## Assignment
Copy out every line of the records in which "Moodjoy" can be found.

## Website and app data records
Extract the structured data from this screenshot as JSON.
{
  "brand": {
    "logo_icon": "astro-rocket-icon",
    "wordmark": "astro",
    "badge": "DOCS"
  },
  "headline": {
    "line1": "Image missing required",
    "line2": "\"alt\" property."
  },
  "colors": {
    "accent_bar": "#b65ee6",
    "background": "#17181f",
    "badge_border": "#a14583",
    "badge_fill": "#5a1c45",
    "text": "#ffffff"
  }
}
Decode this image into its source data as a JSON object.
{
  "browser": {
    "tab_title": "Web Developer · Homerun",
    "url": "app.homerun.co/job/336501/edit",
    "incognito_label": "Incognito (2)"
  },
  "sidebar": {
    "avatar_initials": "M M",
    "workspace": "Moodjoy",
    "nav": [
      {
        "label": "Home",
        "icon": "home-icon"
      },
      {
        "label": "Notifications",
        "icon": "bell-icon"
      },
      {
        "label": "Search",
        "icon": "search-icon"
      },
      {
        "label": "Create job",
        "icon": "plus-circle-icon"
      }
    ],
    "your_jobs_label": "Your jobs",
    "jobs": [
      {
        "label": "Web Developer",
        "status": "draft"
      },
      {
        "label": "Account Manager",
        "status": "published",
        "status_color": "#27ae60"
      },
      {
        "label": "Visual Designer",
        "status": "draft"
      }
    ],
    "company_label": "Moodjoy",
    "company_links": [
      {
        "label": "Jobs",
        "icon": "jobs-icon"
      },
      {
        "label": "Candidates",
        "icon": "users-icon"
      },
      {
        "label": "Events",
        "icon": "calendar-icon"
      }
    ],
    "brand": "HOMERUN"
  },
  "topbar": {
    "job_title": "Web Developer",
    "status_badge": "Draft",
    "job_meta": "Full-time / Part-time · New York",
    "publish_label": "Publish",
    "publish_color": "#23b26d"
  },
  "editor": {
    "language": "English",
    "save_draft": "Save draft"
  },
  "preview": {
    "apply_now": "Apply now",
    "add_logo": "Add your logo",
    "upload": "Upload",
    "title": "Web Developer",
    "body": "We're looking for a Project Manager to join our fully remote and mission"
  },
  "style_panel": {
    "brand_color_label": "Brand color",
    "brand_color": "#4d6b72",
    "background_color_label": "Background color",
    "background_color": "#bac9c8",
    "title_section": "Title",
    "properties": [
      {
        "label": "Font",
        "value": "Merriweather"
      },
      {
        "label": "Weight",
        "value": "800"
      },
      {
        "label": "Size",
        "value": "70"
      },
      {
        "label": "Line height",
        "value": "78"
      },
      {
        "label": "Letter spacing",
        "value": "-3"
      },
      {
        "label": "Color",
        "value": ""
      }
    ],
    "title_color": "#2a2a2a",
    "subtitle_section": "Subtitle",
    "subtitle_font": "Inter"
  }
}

## Answer box
    "workspace": "Moodjoy",
    "company_label": "Moodjoy",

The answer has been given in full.